By Yanchun (Roxanne) Liu
Baxter International Inc. (NYSE: BAX), Deerfield-based medical product manufacturer, reported adjusted earnings that surpassed Wall Street expectations and declaraed an intention to continue share buybacks.
Nevertheless, Baxter shares dropped 2.9 percent Thursday.
On a GAAP basis, the company lost $71 million, or 13 cents per diluted share, in the fourth quarter ended Dec. 31, compared with a profit of $243 million, or 44 cents per share, in the prior-year quarter, a result caused by a charge of $322 million, or 58 cents per diluted share, related to the recent tax reform.
Excluding special items, the company’s fourth-quarter adjusted income from continuing operations rose 14 percent to $354 million, or 64 cents per diluted share, from $312 billion, or 57 cents per share a year earlier, beating the Wall Street consensus estimate of 59 cents per share compiled by Bloomberg.

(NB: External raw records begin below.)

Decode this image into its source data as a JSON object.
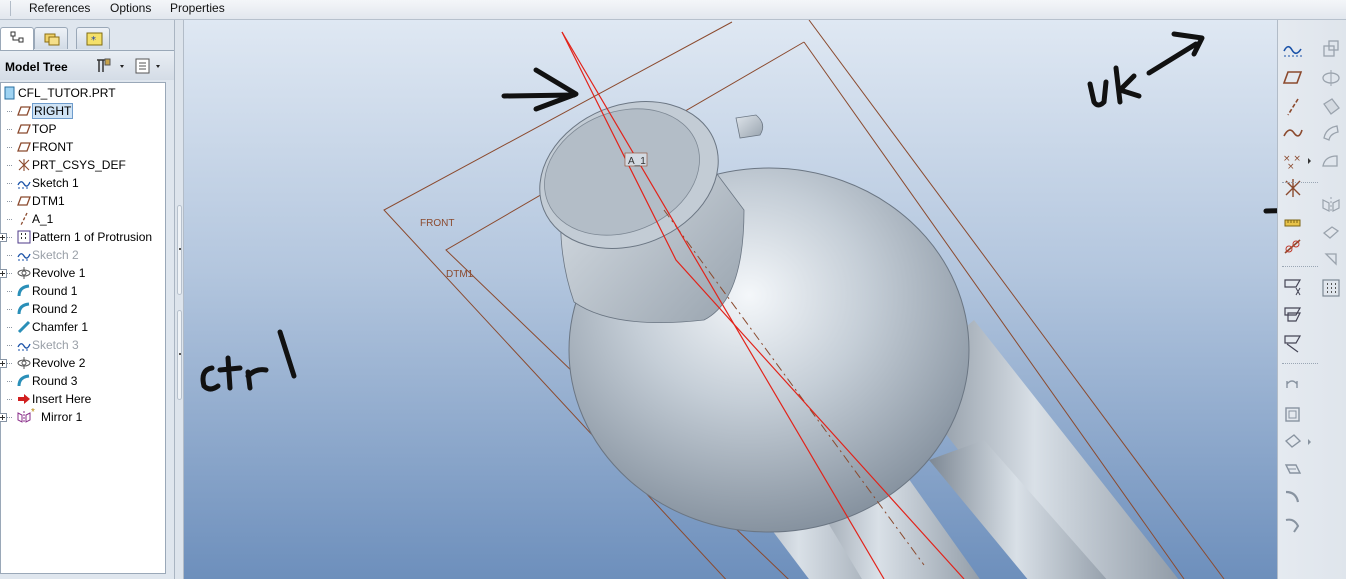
{
  "menu": [
    "References",
    "Options",
    "Properties"
  ],
  "navigator": {
    "title": "Model Tree",
    "tree": [
      {
        "label": "CFL_TUTOR.PRT",
        "icon": "part-icon",
        "level": 0,
        "expandable": false,
        "state": "normal"
      },
      {
        "label": "RIGHT",
        "icon": "datum-plane-icon",
        "level": 1,
        "expandable": false,
        "state": "selected"
      },
      {
        "label": "TOP",
        "icon": "datum-plane-icon",
        "level": 1,
        "expandable": false,
        "state": "normal"
      },
      {
        "label": "FRONT",
        "icon": "datum-plane-icon",
        "level": 1,
        "expandable": false,
        "state": "normal"
      },
      {
        "label": "PRT_CSYS_DEF",
        "icon": "csys-icon",
        "level": 1,
        "expandable": false,
        "state": "normal"
      },
      {
        "label": "Sketch 1",
        "icon": "sketch-icon",
        "level": 1,
        "expandable": false,
        "state": "normal"
      },
      {
        "label": "DTM1",
        "icon": "datum-plane-icon",
        "level": 1,
        "expandable": false,
        "state": "normal"
      },
      {
        "label": "A_1",
        "icon": "axis-icon",
        "level": 1,
        "expandable": false,
        "state": "normal"
      },
      {
        "label": "Pattern 1 of Protrusion",
        "icon": "pattern-icon",
        "level": 1,
        "expandable": true,
        "state": "normal"
      },
      {
        "label": "Sketch 2",
        "icon": "sketch-icon",
        "level": 1,
        "expandable": false,
        "state": "suppressed"
      },
      {
        "label": "Revolve 1",
        "icon": "revolve-icon",
        "level": 1,
        "expandable": true,
        "state": "normal"
      },
      {
        "label": "Round 1",
        "icon": "round-icon",
        "level": 1,
        "expandable": false,
        "state": "normal"
      },
      {
        "label": "Round 2",
        "icon": "round-icon",
        "level": 1,
        "expandable": false,
        "state": "normal"
      },
      {
        "label": "Chamfer 1",
        "icon": "chamfer-icon",
        "level": 1,
        "expandable": false,
        "state": "normal"
      },
      {
        "label": "Sketch 3",
        "icon": "sketch-icon",
        "level": 1,
        "expandable": false,
        "state": "suppressed"
      },
      {
        "label": "Revolve 2",
        "icon": "revolve-icon",
        "level": 1,
        "expandable": true,
        "state": "normal"
      },
      {
        "label": "Round 3",
        "icon": "round-icon",
        "level": 1,
        "expandable": false,
        "state": "normal"
      },
      {
        "label": "Insert Here",
        "icon": "insert-arrow-icon",
        "level": 1,
        "expandable": false,
        "state": "normal"
      },
      {
        "label": "Mirror 1",
        "icon": "mirror-icon",
        "level": 1,
        "expandable": true,
        "state": "normal"
      }
    ]
  },
  "viewport": {
    "datum_labels": {
      "front": "FRONT",
      "dtm1": "DTM1",
      "axis": "A_1"
    },
    "annotations": {
      "ok": "ok",
      "ctrl": "ctrl"
    }
  },
  "toolbar_right": {
    "column1": [
      "sketch-tool-icon",
      "datum-plane-tool-icon",
      "datum-axis-tool-icon",
      "datum-curve-tool-icon",
      "datum-point-tool-icon",
      "csys-tool-icon",
      "analysis-tool-icon",
      "datum-coordinate-icon",
      "copy-paste-icon",
      "merge-icon",
      "trim-icon",
      "extend-icon",
      "mirror-tool-icon",
      "solidify-icon",
      "offset-icon",
      "thicken-icon",
      "draft-icon",
      "round-tool-icon",
      "chamfer-tool-icon"
    ],
    "column2": [
      "hole-icon",
      "revolve-tool-icon",
      "rib-icon",
      "shell-icon",
      "sweep-icon",
      "mirror-feature-icon",
      "boundary-icon",
      "draft-feature-icon",
      "pattern-tool-icon"
    ]
  },
  "colors": {
    "datum": "#8b4a2e",
    "selection": "#e2231a",
    "viewport_bottom": "#6d8fbc"
  }
}
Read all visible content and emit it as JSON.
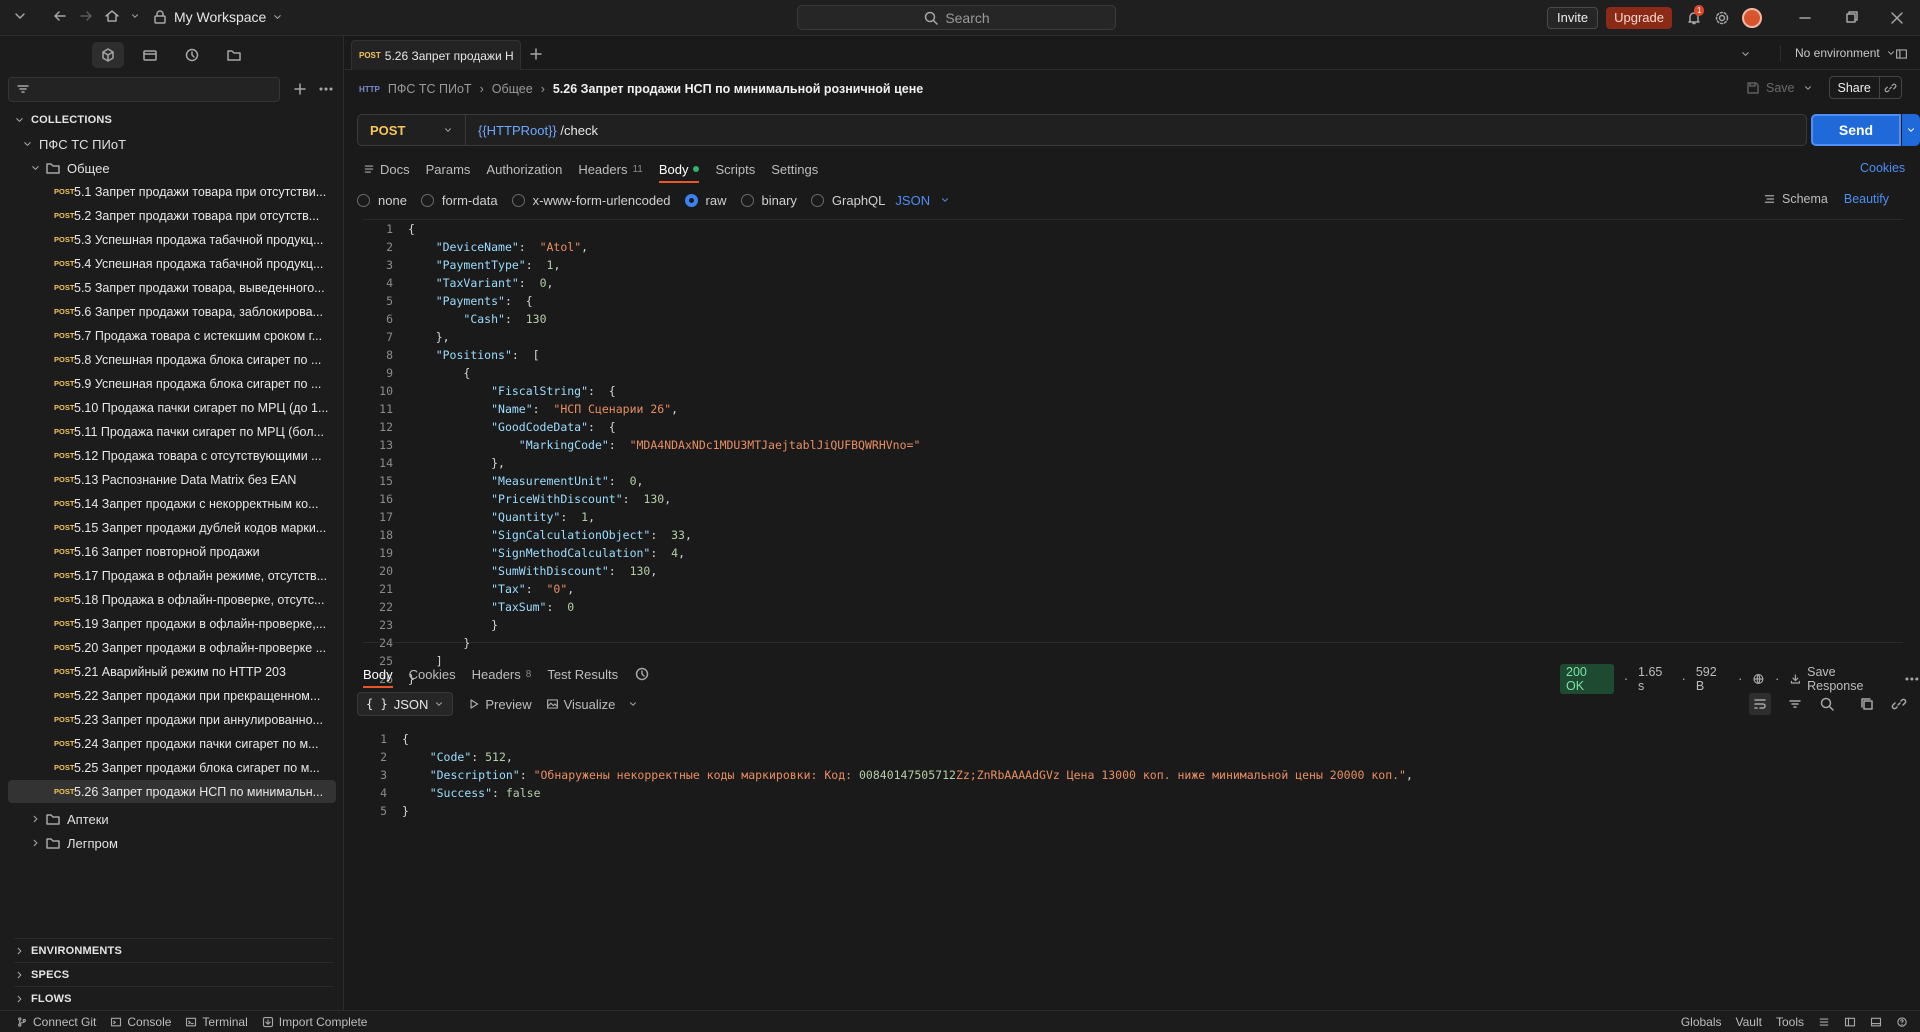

The adjusted earnings, exceeding the company’s guidance of 56 cents to 59 cents per share, was “driven by operational strength, expense savings, and the gain on foreign exchange balance sheet positions”, Chief Financial Officer James Saccaro said during a conference call with analysts.
For Edward Jones analyst John Boylan, Baxter was “OK” in the fourth quarter, despite “a mild disappointment” considering the strong results the company has demonstrated over the time span of a year and a half.
“Much of the earnings per share outperformance were due to a lower than-expected tax rate and higher-than-anticipated other income,” Boylan said in an email. “We prefer that companies beat their earnings per share estimate with strong business results, as opposed to tax and financial matters.”
The company’s quarterly net sales rose 5 percent to $2.77 billion from $2.65 billion, contributed by consistent strength across the company’s domestic fluid systems and renal segment, along with global momentum in nutrition, and heightened demand for the firm’s cytotoxic contract manufacturing services, Saccaro said.
The company reported $1.2 billion free cash flow for the year ended Dec. 31, up more than $300 million compared with the year-earlier results, boosted by underlying operational performance, lower capital expenditures and improved working capital performance, Saccaro said.
“We’ll continue to buy shares,” CEO José Almeida said in the conference call. “We are going to continue to pay the dividends and increase dividends every year like we have done in the past, and do the small deals or deals which are complementary with higher volume and velocity.”
The company expects to repurchase roughly $500 million of shares in the current quarter ended March 31, compared with the full-year buyback of about $600 million in 2017, Saccaro said.
For the full year 2017, the company reported an 86 percent drop in net income to $717 million, or $1.29 per diluted share, from $5.0 billion, or $9.01 per share in the earlier year. Adjusted income from continuing operations rose 28 percent to $1.38 billion, or $2.48 per diluted share, from $1.08 billion, or $1.96 per share. Annual net sales rose 4 percent to $10.6 billion from $10.2 billion.
The company said it expects adjusted earnings to range from $2.72 to $2.80 per diluted share in 2018. GAAP-based diluted per-share earnings are estimated to be between $2.25 and $2.38. Sales are anticipated to increase by 6 percent to 7 percent. The company expects full-year free cash flow of $1.4 billion.
Baxter International shares closed at $69.95, down $2.08.